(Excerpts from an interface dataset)
• • • •
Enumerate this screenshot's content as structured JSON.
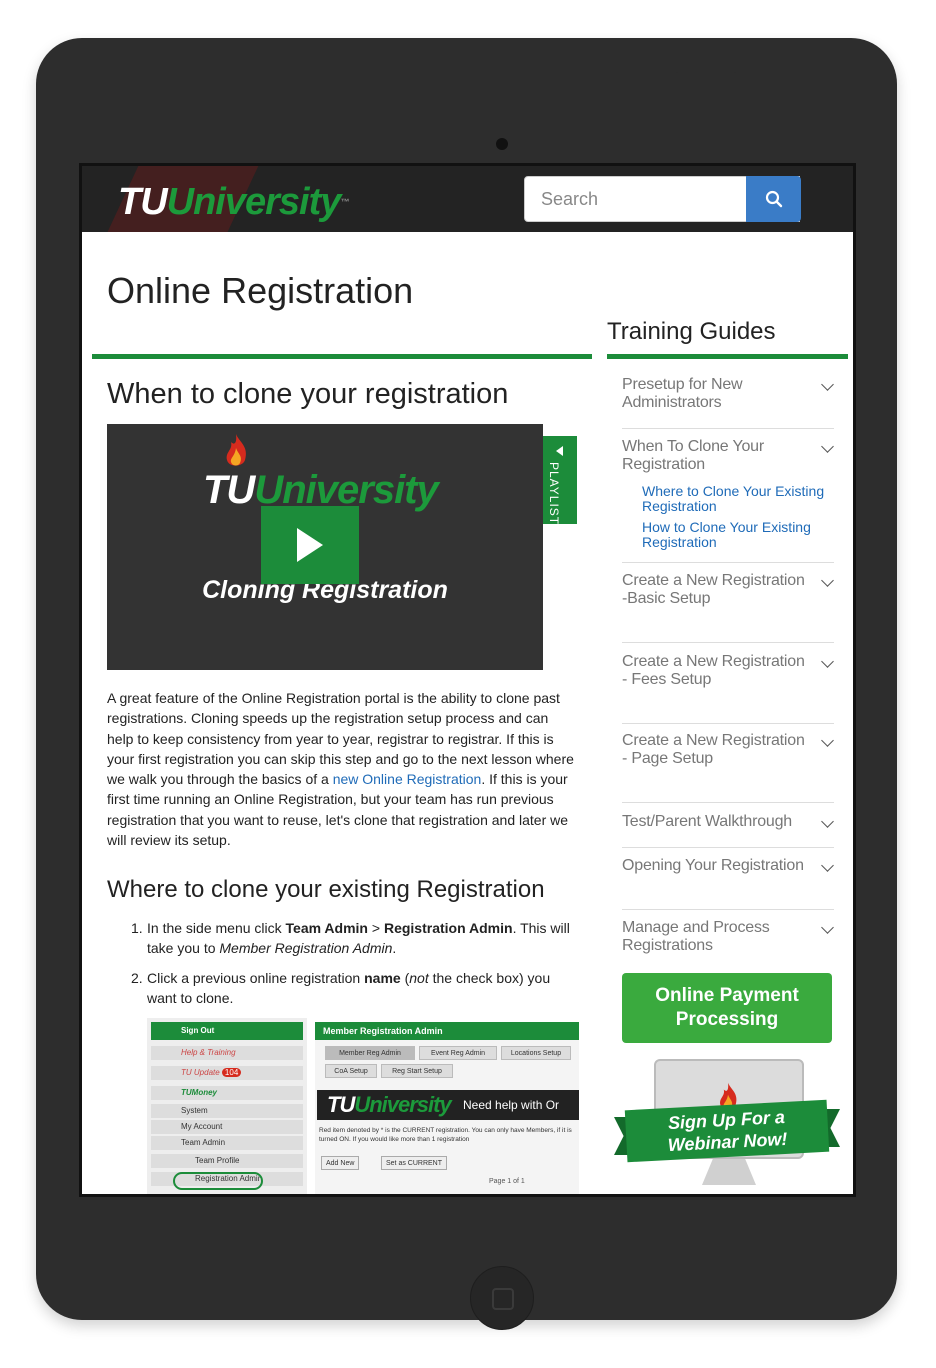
{
  "header": {
    "logo_tu": "TU",
    "logo_university": "University",
    "logo_tm": "™",
    "search_placeholder": "Search"
  },
  "page_title": "Online Registration",
  "sidebar": {
    "title": "Training Guides",
    "items": [
      {
        "label": "Presetup for New Administrators"
      },
      {
        "label": "When To Clone Your Registration",
        "sub_links": [
          "Where to Clone Your Existing Registration",
          "How to Clone Your Existing Registration"
        ]
      },
      {
        "label": "Create a New Registration -Basic Setup"
      },
      {
        "label": "Create a New Registration - Fees Setup"
      },
      {
        "label": "Create a New Registration - Page Setup"
      },
      {
        "label": "Test/Parent Walkthrough"
      },
      {
        "label": "Opening Your Registration"
      },
      {
        "label": "Manage and Process Registrations"
      }
    ],
    "payment_button": "Online Payment Processing",
    "webinar_banner": "Sign Up For a Webinar Now!"
  },
  "main": {
    "section1_title": "When to clone your registration",
    "video": {
      "logo_tu": "TU",
      "logo_university": "University",
      "caption": "Cloning Registration",
      "playlist_label": "PLAYLIST"
    },
    "paragraph": {
      "before_link": "A great feature of the Online Registration portal is the ability to clone past registrations. Cloning speeds up the registration setup process and can help to keep consistency from year to year, registrar to registrar. If this is your first registration you can skip this step and go to the next lesson where we walk you through the basics of a ",
      "link": "new Online Registration",
      "after_link": ". If this is your first time running an Online Registration, but your team has run previous registration that you want to reuse, let's clone that registration and later we will review its setup."
    },
    "section2_title": "Where to clone your existing Registration",
    "steps": [
      {
        "num": "1.",
        "t1": "In the side menu click ",
        "b1": "Team Admin",
        "t2": " > ",
        "b2": "Registration Admin",
        "t3": ". This will take you to ",
        "i1": "Member Registration Admin",
        "t4": "."
      },
      {
        "num": "2.",
        "t1": "Click a previous online registration ",
        "b1": "name",
        "t2": " (",
        "i1": "not",
        "t3": " the check box) you want to clone."
      }
    ],
    "screenshot": {
      "left_menu": [
        "Sign Out",
        "Help & Training",
        "TU Update",
        "TUMoney",
        "System",
        "My Account",
        "Team Admin",
        "Team Profile",
        "Registration Admin"
      ],
      "update_badge": "104",
      "panel_title": "Member Registration Admin",
      "tabs": [
        "Member Reg Admin",
        "Event Reg Admin",
        "Locations Setup",
        "CoA Setup",
        "Reg Start Setup"
      ],
      "banner_logo_tu": "TU",
      "banner_logo_university": "University",
      "banner_text": "Need help with Or",
      "note": "Red item denoted by * is the CURRENT registration. You can only have Members, if it is turned ON. If you would like more than 1 registration",
      "buttons": [
        "Add New",
        "Set as CURRENT"
      ],
      "pager": "Page 1 of 1"
    }
  },
  "colors": {
    "brand_green": "#1c8c3a",
    "link_blue": "#1f6bb8",
    "search_blue": "#3a7cc7",
    "header_dark": "#232323",
    "device_frame": "#2d2d2d"
  }
}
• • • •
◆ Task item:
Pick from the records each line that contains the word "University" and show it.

◆ Response to this exercise:
    "logo_university": "University",
      "logo_university": "University",
      "banner_logo_university": "University",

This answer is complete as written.